“We’re seeing some really good results; the children in the program kind of stand out from the other kids,” she said.
Holy Cross Ministries still offers a full-day program for 3-year-olds at St. Mary’s and a summer camp with an emphasis on outside play and conversational English. They sponsor monthly parent meetings on a variety of topics of interest to families. Twice a year they also offer Guiding Good Choices, a program for parents with students in the fifth through ninth grades, and are part of the Park City Early Childhood Alliance.
“That’s where most of our established work is now,” Sr. Mary Ann said.
In 1997, Sr. Mary Ann reunited with her former colleague when Sr. Suzanne became Holy Cross Ministries executive director. Sr. Mary Ann praised Sr. Suzanne and her skills.
“She is very intuitive; when she sees different floating pieces out there she can put them together fast,” she said.
Sr. Suzanne took the promotora program established by Sr. Mary Alice and used the promotoras’ feedback to develop new programs. She also streamlined Holy Cross Ministries’ administration, which had been structured more like a hospital’s, and began to develop other funding sources besides the endowment set up by the sisters.
With Sr. Kathleen Moroney, who founded the agency’s Legal Immigration Program in 2000, Sr. Suzanne applied for and received a federal grant to serve undocumented people who are being abused and are willing to report the abuse, qualifying them for a visa that will allow them to reside legally in the United States.
Responding to a need for affordable childcare in Summit County, in 2015 Sr. Suzanne worked with several community partners to develop PC Tots extended day, early learning center and later PC Tots II. Seeing a need for health care for the uninsured among the Latino population, she helped found People’s Health Clinic. She also provided training for Holy Cross Ministries staffers to develop their jobs, and to “see it in the context of mission,” Sr. Mary Ann said.
In 2014, Sr. Suzanne left Holy Cross Ministries when she was called to be general treasurer of the Congregation of the Sisters of the Holy Cross.
“These are amazing women with an amazing charism, really feminists before their time,” said current HCM Executive Director Emmie Gardner of the sisters who built Holy Cross Ministries. “We are honored to carry that legacy forward in the absence of growing sisters. Maybe there aren’t people joining the religious orders anymore, but maybe there are a whole bunch of [us] people … that resonate with the mission of the Sisters of the Holy Cross, to partner with religious to continue that legacy into the future.”

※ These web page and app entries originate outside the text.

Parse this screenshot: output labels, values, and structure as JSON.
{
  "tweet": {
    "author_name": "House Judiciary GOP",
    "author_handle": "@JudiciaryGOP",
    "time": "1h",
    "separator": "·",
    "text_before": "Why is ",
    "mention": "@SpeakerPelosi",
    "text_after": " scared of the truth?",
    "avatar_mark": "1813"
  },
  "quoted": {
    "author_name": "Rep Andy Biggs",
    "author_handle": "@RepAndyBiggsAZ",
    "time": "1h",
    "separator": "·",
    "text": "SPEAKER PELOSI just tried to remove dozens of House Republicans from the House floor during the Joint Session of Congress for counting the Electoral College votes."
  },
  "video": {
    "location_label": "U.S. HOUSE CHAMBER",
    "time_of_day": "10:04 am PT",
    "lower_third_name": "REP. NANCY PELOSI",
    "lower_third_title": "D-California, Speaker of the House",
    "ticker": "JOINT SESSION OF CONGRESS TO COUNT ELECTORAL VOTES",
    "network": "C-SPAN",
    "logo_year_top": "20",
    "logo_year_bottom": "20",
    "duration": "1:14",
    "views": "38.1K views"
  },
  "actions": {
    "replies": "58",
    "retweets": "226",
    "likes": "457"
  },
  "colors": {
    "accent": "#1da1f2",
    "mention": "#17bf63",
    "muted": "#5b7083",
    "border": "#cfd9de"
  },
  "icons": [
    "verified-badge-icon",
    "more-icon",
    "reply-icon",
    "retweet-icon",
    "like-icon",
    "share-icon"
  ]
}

As it moves into the future, Holy Cross Ministries is putting together a strategic plan to expand its ministries including developing some new programs in the Salt Lake Valley.
“In the last five or 10 years the need has even grown more because of the current political climate and attitude towards immigrants and refugees,” Gardner said. “All the more there need to be organizations like Holy Cross Ministries who really are willing to lean in and be that advocate for people who through no fault of their own are being demonized and villainized when they are just trying to make a better life for their families.”
Holy Cross Ministries will celebrate its 25th anniversary this spring: the form that celebration will take is still being explored based on the evolving COVID-19 situation. Details will be forthcoming on the organization’s website and social media channels.